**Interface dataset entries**
= Beginning of Section =

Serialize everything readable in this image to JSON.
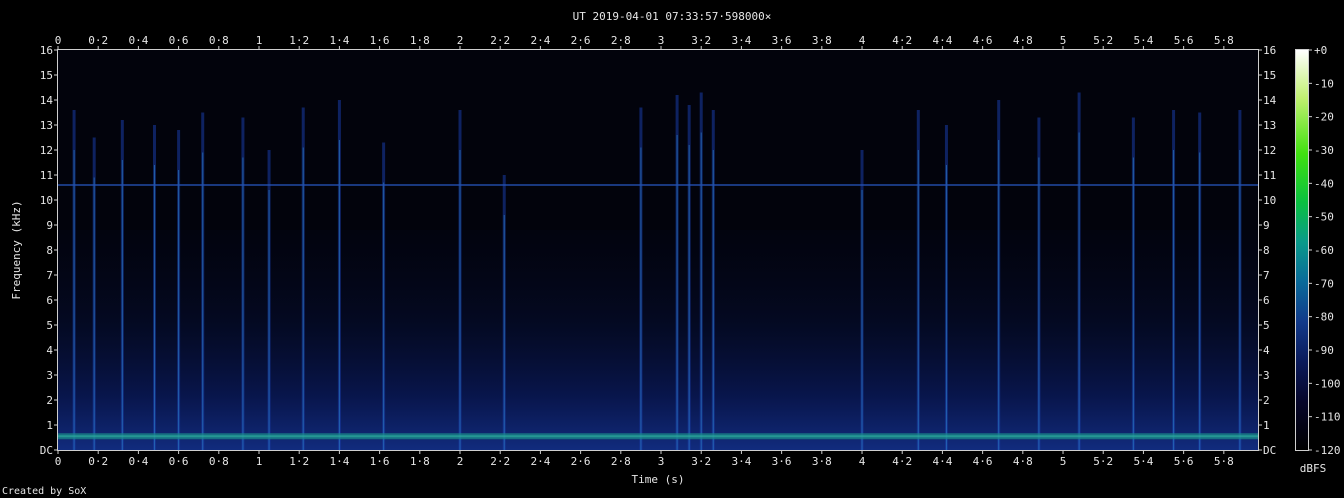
{
  "chart_data": {
    "type": "heatmap",
    "title": "UT 2019-04-01 07:33:57·598000×",
    "xlabel": "Time (s)",
    "ylabel": "Frequency (kHz)",
    "xlim": [
      0,
      5.97
    ],
    "ylim": [
      0,
      16
    ],
    "x_ticks": [
      {
        "v": 0,
        "label": "0"
      },
      {
        "v": 0.2,
        "label": "0·2"
      },
      {
        "v": 0.4,
        "label": "0·4"
      },
      {
        "v": 0.6,
        "label": "0·6"
      },
      {
        "v": 0.8,
        "label": "0·8"
      },
      {
        "v": 1,
        "label": "1"
      },
      {
        "v": 1.2,
        "label": "1·2"
      },
      {
        "v": 1.4,
        "label": "1·4"
      },
      {
        "v": 1.6,
        "label": "1·6"
      },
      {
        "v": 1.8,
        "label": "1·8"
      },
      {
        "v": 2,
        "label": "2"
      },
      {
        "v": 2.2,
        "label": "2·2"
      },
      {
        "v": 2.4,
        "label": "2·4"
      },
      {
        "v": 2.6,
        "label": "2·6"
      },
      {
        "v": 2.8,
        "label": "2·8"
      },
      {
        "v": 3,
        "label": "3"
      },
      {
        "v": 3.2,
        "label": "3·2"
      },
      {
        "v": 3.4,
        "label": "3·4"
      },
      {
        "v": 3.6,
        "label": "3·6"
      },
      {
        "v": 3.8,
        "label": "3·8"
      },
      {
        "v": 4,
        "label": "4"
      },
      {
        "v": 4.2,
        "label": "4·2"
      },
      {
        "v": 4.4,
        "label": "4·4"
      },
      {
        "v": 4.6,
        "label": "4·6"
      },
      {
        "v": 4.8,
        "label": "4·8"
      },
      {
        "v": 5,
        "label": "5"
      },
      {
        "v": 5.2,
        "label": "5·2"
      },
      {
        "v": 5.4,
        "label": "5·4"
      },
      {
        "v": 5.6,
        "label": "5·6"
      },
      {
        "v": 5.8,
        "label": "5·8"
      }
    ],
    "y_ticks": [
      {
        "v": 0,
        "label": "DC"
      },
      {
        "v": 1,
        "label": "1"
      },
      {
        "v": 2,
        "label": "2"
      },
      {
        "v": 3,
        "label": "3"
      },
      {
        "v": 4,
        "label": "4"
      },
      {
        "v": 5,
        "label": "5"
      },
      {
        "v": 6,
        "label": "6"
      },
      {
        "v": 7,
        "label": "7"
      },
      {
        "v": 8,
        "label": "8"
      },
      {
        "v": 9,
        "label": "9"
      },
      {
        "v": 10,
        "label": "10"
      },
      {
        "v": 11,
        "label": "11"
      },
      {
        "v": 12,
        "label": "12"
      },
      {
        "v": 13,
        "label": "13"
      },
      {
        "v": 14,
        "label": "14"
      },
      {
        "v": 15,
        "label": "15"
      },
      {
        "v": 16,
        "label": "16"
      }
    ],
    "colorbar": {
      "label": "dBFS",
      "range": [
        -120,
        0
      ],
      "ticks": [
        {
          "v": 0,
          "label": "+0"
        },
        {
          "v": -10,
          "label": "-10"
        },
        {
          "v": -20,
          "label": "-20"
        },
        {
          "v": -30,
          "label": "-30"
        },
        {
          "v": -40,
          "label": "-40"
        },
        {
          "v": -50,
          "label": "-50"
        },
        {
          "v": -60,
          "label": "-60"
        },
        {
          "v": -70,
          "label": "-70"
        },
        {
          "v": -80,
          "label": "-80"
        },
        {
          "v": -90,
          "label": "-90"
        },
        {
          "v": -100,
          "label": "-100"
        },
        {
          "v": -110,
          "label": "-110"
        },
        {
          "v": -120,
          "label": "-120"
        }
      ],
      "colors": [
        "#000000",
        "#06062a",
        "#0a1a5a",
        "#123a8a",
        "#0a6a9a",
        "#0a9a8a",
        "#0ac040",
        "#40e010",
        "#c0f070",
        "#ffffff"
      ]
    },
    "features": {
      "hum_band_khz": 0.55,
      "carrier_khz": 10.6,
      "impulses": [
        {
          "t": 0.08,
          "top": 13.6
        },
        {
          "t": 0.18,
          "top": 12.5
        },
        {
          "t": 0.32,
          "top": 13.2
        },
        {
          "t": 0.48,
          "top": 13.0
        },
        {
          "t": 0.6,
          "top": 12.8
        },
        {
          "t": 0.72,
          "top": 13.5
        },
        {
          "t": 0.92,
          "top": 13.3
        },
        {
          "t": 1.05,
          "top": 12.0
        },
        {
          "t": 1.22,
          "top": 13.7
        },
        {
          "t": 1.4,
          "top": 14.0
        },
        {
          "t": 1.62,
          "top": 12.3
        },
        {
          "t": 2.0,
          "top": 13.6
        },
        {
          "t": 2.22,
          "top": 11.0
        },
        {
          "t": 2.9,
          "top": 13.7
        },
        {
          "t": 3.08,
          "top": 14.2
        },
        {
          "t": 3.14,
          "top": 13.8
        },
        {
          "t": 3.2,
          "top": 14.3
        },
        {
          "t": 3.26,
          "top": 13.6
        },
        {
          "t": 4.0,
          "top": 12.0
        },
        {
          "t": 4.28,
          "top": 13.6
        },
        {
          "t": 4.42,
          "top": 13.0
        },
        {
          "t": 4.68,
          "top": 14.0
        },
        {
          "t": 4.88,
          "top": 13.3
        },
        {
          "t": 5.08,
          "top": 14.3
        },
        {
          "t": 5.35,
          "top": 13.3
        },
        {
          "t": 5.55,
          "top": 13.6
        },
        {
          "t": 5.68,
          "top": 13.5
        },
        {
          "t": 5.88,
          "top": 13.6
        }
      ]
    }
  },
  "footer": {
    "credit": "Created by SoX"
  }
}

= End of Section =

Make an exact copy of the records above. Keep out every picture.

**RESPONSE BOX**
Serialize everything readable in this image to JSON.
{
  "chart_data": {
    "type": "heatmap",
    "title": "UT 2019-04-01 07:33:57·598000×",
    "xlabel": "Time (s)",
    "ylabel": "Frequency (kHz)",
    "xlim": [
      0,
      5.97
    ],
    "ylim": [
      0,
      16
    ],
    "x_ticks": [
      {
        "v": 0,
        "label": "0"
      },
      {
        "v": 0.2,
        "label": "0·2"
      },
      {
        "v": 0.4,
        "label": "0·4"
      },
      {
        "v": 0.6,
        "label": "0·6"
      },
      {
        "v": 0.8,
        "label": "0·8"
      },
      {
        "v": 1,
        "label": "1"
      },
      {
        "v": 1.2,
        "label": "1·2"
      },
      {
        "v": 1.4,
        "label": "1·4"
      },
      {
        "v": 1.6,
        "label": "1·6"
      },
      {
        "v": 1.8,
        "label": "1·8"
      },
      {
        "v": 2,
        "label": "2"
      },
      {
        "v": 2.2,
        "label": "2·2"
      },
      {
        "v": 2.4,
        "label": "2·4"
      },
      {
        "v": 2.6,
        "label": "2·6"
      },
      {
        "v": 2.8,
        "label": "2·8"
      },
      {
        "v": 3,
        "label": "3"
      },
      {
        "v": 3.2,
        "label": "3·2"
      },
      {
        "v": 3.4,
        "label": "3·4"
      },
      {
        "v": 3.6,
        "label": "3·6"
      },
      {
        "v": 3.8,
        "label": "3·8"
      },
      {
        "v": 4,
        "label": "4"
      },
      {
        "v": 4.2,
        "label": "4·2"
      },
      {
        "v": 4.4,
        "label": "4·4"
      },
      {
        "v": 4.6,
        "label": "4·6"
      },
      {
        "v": 4.8,
        "label": "4·8"
      },
      {
        "v": 5,
        "label": "5"
      },
      {
        "v": 5.2,
        "label": "5·2"
      },
      {
        "v": 5.4,
        "label": "5·4"
      },
      {
        "v": 5.6,
        "label": "5·6"
      },
      {
        "v": 5.8,
        "label": "5·8"
      }
    ],
    "y_ticks": [
      {
        "v": 0,
        "label": "DC"
      },
      {
        "v": 1,
        "label": "1"
      },
      {
        "v": 2,
        "label": "2"
      },
      {
        "v": 3,
        "label": "3"
      },
      {
        "v": 4,
        "label": "4"
      },
      {
        "v": 5,
        "label": "5"
      },
      {
        "v": 6,
        "label": "6"
      },
      {
        "v": 7,
        "label": "7"
      },
      {
        "v": 8,
        "label": "8"
      },
      {
        "v": 9,
        "label": "9"
      },
      {
        "v": 10,
        "label": "10"
      },
      {
        "v": 11,
        "label": "11"
      },
      {
        "v": 12,
        "label": "12"
      },
      {
        "v": 13,
        "label": "13"
      },
      {
        "v": 14,
        "label": "14"
      },
      {
        "v": 15,
        "label": "15"
      },
      {
        "v": 16,
        "label": "16"
      }
    ],
    "colorbar": {
      "label": "dBFS",
      "range": [
        -120,
        0
      ],
      "ticks": [
        {
          "v": 0,
          "label": "+0"
        },
        {
          "v": -10,
          "label": "-10"
        },
        {
          "v": -20,
          "label": "-20"
        },
        {
          "v": -30,
          "label": "-30"
        },
        {
          "v": -40,
          "label": "-40"
        },
        {
          "v": -50,
          "label": "-50"
        },
        {
          "v": -60,
          "label": "-60"
        },
        {
          "v": -70,
          "label": "-70"
        },
        {
          "v": -80,
          "label": "-80"
        },
        {
          "v": -90,
          "label": "-90"
        },
        {
          "v": -100,
          "label": "-100"
        },
        {
          "v": -110,
          "label": "-110"
        },
        {
          "v": -120,
          "label": "-120"
        }
      ],
      "colors": [
        "#000000",
        "#06062a",
        "#0a1a5a",
        "#123a8a",
        "#0a6a9a",
        "#0a9a8a",
        "#0ac040",
        "#40e010",
        "#c0f070",
        "#ffffff"
      ]
    },
    "features": {
      "hum_band_khz": 0.55,
      "carrier_khz": 10.6,
      "impulses": [
        {
          "t": 0.08,
          "top": 13.6
        },
        {
          "t": 0.18,
          "top": 12.5
        },
        {
          "t": 0.32,
          "top": 13.2
        },
        {
          "t": 0.48,
          "top": 13.0
        },
        {
          "t": 0.6,
          "top": 12.8
        },
        {
          "t": 0.72,
          "top": 13.5
        },
        {
          "t": 0.92,
          "top": 13.3
        },
        {
          "t": 1.05,
          "top": 12.0
        },
        {
          "t": 1.22,
          "top": 13.7
        },
        {
          "t": 1.4,
          "top": 14.0
        },
        {
          "t": 1.62,
          "top": 12.3
        },
        {
          "t": 2.0,
          "top": 13.6
        },
        {
          "t": 2.22,
          "top": 11.0
        },
        {
          "t": 2.9,
          "top": 13.7
        },
        {
          "t": 3.08,
          "top": 14.2
        },
        {
          "t": 3.14,
          "top": 13.8
        },
        {
          "t": 3.2,
          "top": 14.3
        },
        {
          "t": 3.26,
          "top": 13.6
        },
        {
          "t": 4.0,
          "top": 12.0
        },
        {
          "t": 4.28,
          "top": 13.6
        },
        {
          "t": 4.42,
          "top": 13.0
        },
        {
          "t": 4.68,
          "top": 14.0
        },
        {
          "t": 4.88,
          "top": 13.3
        },
        {
          "t": 5.08,
          "top": 14.3
        },
        {
          "t": 5.35,
          "top": 13.3
        },
        {
          "t": 5.55,
          "top": 13.6
        },
        {
          "t": 5.68,
          "top": 13.5
        },
        {
          "t": 5.88,
          "top": 13.6
        }
      ]
    }
  },
  "footer": {
    "credit": "Created by SoX"
  }
}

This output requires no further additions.